Where product thinking really comes into play
When organisations invest in technology, they want some benefits in return
There’s a scenario which many of us witness every now and then. A team in a room, looking at a virtual or physical backlog. Lots of stories, stacked up and scattered across column after column.
Some will be very big stories, not doable in a single sprint. Others will be smaller, but they are still there and together it looks like A LOT to do. Someone asks: “Hmmm, when are we supposed to finish everything again?”
Backlogs like this cause anxiety for team members, which is a killer for both human and team performance. Time is finite, and there needs to be constant prioritisation and re-prioritisation to make sure only the most important stories make it into sprints.
But how do we know what’s most important? Is it attacking the thing we know the least about? Starting with the easiest/best-understood piece of work? Following a technical sequence that gives us the perfect implementation? What project sponsors dictate? Or some other things that data tells us are problems or pain points?
Juggling these decisions is where product thinking comes into play.
Product thinking as a navigator
When organisations invest in technology, they want some benefits in return. These benefits can take many forms, like saving time and money, happier external and internal users, providing data to inform better decisions, complying with new rules or legislation, and so on.
Product thinking is the way to balance the decisions taken by a multidisciplinary team so they support the overarching goals and desired outcomes of the project. It is a painful, yet fun exercise to shuffle between user needs, the business’ often perceived realities, what’s technically possible, and team dynamics.
It works best when there’s lots of conversation happening in the team about the most effective compromise that still achieves the intended value.
Delivering value early and often
So product thinking is about building the right thing in the right way to achieve the outcomes we need. Taking a product approach means you can create value for the end-user or the business as early as one single sprint in.
It’s radical, but our aim should be creating value for users in every sprint. If we have to stop the project for whatever reason, we will still have created something that serves users at that particular point.
Only when we have delivered something of value, do we start getting a return on the organisation’s investment. It means the client can decide to move on and invest in solving another problem if they want to.
There is no certainty without measuring things
But how do we know when we’ve achieved the outcomes we need and it’s time to move on?
This is about data, research and observation. When a version of the software or a new process or policy is released, it is imperative that we track the impact it has. We can only know if we’ve succeeded by observing how real people use things in the real world.
Product thinking is so heavily based on hitting outcomes and generating value that it can’t take place when user research doesn’t happen or metrics are not tracked.
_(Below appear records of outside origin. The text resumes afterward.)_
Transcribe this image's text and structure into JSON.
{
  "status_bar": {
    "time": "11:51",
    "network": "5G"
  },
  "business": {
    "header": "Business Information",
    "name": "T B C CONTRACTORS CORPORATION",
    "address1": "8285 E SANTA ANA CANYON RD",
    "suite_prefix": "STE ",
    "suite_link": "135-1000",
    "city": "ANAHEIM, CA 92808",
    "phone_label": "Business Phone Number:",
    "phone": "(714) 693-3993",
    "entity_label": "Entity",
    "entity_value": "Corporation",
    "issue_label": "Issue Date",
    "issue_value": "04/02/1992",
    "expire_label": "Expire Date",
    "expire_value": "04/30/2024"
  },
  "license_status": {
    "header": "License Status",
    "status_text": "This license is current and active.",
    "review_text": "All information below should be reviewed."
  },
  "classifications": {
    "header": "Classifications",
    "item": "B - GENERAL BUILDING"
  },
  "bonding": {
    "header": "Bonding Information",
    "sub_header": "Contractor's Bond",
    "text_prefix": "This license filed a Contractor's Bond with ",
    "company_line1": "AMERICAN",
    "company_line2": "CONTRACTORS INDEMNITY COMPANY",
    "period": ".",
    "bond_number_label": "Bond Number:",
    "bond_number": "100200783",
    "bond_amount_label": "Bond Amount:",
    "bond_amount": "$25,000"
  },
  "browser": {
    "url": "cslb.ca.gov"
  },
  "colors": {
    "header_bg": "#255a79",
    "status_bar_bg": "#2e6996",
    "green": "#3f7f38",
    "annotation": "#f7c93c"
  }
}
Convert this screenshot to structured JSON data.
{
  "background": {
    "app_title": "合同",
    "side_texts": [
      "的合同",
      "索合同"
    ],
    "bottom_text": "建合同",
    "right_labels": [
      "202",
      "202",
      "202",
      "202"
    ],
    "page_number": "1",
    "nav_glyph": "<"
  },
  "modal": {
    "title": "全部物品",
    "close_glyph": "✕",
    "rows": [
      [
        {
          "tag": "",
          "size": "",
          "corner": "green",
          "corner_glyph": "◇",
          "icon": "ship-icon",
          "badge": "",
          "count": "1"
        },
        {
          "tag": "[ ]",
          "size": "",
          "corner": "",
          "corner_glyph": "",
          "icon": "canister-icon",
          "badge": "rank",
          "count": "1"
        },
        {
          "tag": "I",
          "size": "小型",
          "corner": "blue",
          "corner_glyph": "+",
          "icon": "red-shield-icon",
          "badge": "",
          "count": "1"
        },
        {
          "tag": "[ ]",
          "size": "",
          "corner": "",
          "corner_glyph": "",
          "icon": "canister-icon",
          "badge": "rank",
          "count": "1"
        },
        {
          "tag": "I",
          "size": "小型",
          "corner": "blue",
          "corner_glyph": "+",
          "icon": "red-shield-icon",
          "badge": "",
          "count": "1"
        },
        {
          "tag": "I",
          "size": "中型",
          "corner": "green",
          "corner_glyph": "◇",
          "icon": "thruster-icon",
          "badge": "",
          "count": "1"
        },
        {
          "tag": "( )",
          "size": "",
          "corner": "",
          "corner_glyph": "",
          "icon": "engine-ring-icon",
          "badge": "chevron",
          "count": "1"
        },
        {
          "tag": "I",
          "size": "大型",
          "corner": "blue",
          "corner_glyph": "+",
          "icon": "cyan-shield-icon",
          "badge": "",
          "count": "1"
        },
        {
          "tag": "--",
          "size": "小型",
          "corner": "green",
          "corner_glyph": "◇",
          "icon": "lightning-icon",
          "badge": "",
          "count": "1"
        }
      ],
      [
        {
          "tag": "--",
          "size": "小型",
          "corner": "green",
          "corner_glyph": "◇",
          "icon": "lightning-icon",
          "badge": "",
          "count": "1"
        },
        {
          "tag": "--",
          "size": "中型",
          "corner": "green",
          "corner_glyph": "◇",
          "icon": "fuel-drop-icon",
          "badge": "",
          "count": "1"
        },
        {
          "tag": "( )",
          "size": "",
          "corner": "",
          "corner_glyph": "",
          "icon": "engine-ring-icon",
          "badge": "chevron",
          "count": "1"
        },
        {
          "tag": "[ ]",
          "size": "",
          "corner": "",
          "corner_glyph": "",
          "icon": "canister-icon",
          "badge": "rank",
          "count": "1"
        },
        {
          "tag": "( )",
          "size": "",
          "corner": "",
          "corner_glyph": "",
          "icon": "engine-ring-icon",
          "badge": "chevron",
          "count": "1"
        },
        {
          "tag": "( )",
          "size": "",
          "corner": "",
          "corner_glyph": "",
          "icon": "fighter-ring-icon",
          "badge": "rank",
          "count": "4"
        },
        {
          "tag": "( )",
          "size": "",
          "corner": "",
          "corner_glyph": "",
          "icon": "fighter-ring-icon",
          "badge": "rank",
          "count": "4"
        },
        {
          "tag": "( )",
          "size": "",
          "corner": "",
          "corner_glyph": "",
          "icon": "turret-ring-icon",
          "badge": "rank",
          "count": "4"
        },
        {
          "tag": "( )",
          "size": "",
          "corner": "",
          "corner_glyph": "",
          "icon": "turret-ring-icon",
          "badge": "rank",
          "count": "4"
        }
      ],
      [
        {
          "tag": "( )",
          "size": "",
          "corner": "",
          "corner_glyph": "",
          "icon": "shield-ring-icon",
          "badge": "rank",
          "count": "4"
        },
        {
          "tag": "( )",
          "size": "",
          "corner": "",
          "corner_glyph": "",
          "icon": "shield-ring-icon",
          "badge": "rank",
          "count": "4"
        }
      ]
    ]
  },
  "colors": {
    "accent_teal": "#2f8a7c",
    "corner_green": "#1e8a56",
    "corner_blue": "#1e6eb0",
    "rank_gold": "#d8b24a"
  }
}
Good investment decisions cannot be justified without impact evaluation, and that’s true for digital interventions, like software, too.
Product thinking and user research are inseparable
That’s why user research and product thinking are inseparable disciplines.
We can’t know if we are realising our desired outcomes if we don’t look at what real data tells us. Product managers can’t take evidence-based decisions without the information generated by user research, and user researchers need to focus their efforts on the specific outcomes for a project.
This doesn’t mean that only product managers and user researchers can, and should, do product thinking. Everyone in the team needs to keep an eye on the question “why are we doing this work?”. But good product managers will rally people around common problems, outcomes and goals, and a vision. They will also coach the team to think in this way, leading by example.
Product management at dxw
At dxw, we’re not always able to put product managers in project teams. Clients sometimes have someone internally called a product or service manager that they believe is carrying out this role. However, they often turn out to be someone with very many other responsibilities which prevent them from doing it effectively.
We believe this has to change to successfully deliver the desired benefits for users and organisations. Product thinking is one of the fundamental pillars of agile; value released early, insights learned fast, reacting as quickly as possible, a focus on outcomes.
If you would like to discuss this further please get in touch, and stay tuned as we share more thoughts and progress!